Work request — Locate the word "USSR" in the entries below, then gather every line that holds it.

The data —
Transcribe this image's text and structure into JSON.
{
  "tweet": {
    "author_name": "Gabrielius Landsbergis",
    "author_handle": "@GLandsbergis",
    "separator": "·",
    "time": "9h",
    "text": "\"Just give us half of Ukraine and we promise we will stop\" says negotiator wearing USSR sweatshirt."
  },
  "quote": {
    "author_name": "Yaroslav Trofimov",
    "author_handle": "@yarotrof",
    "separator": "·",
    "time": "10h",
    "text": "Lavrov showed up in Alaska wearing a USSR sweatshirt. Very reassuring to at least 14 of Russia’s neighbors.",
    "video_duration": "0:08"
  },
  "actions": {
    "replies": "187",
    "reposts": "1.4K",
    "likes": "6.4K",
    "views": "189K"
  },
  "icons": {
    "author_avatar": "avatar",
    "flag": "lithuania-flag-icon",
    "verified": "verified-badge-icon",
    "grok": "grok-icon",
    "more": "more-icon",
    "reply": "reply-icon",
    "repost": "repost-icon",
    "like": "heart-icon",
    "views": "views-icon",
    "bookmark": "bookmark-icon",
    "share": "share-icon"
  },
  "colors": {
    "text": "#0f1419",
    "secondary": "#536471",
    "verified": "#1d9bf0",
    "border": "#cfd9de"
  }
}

Result of the task —
    "text": "\"Just give us half of Ukraine and we promise we will stop\" says negotiator wearing USSR sweatshirt."
    "text": "Lavrov showed up in Alaska wearing a USSR sweatshirt. Very reassuring to at least 14 of Russia’s neighbors.",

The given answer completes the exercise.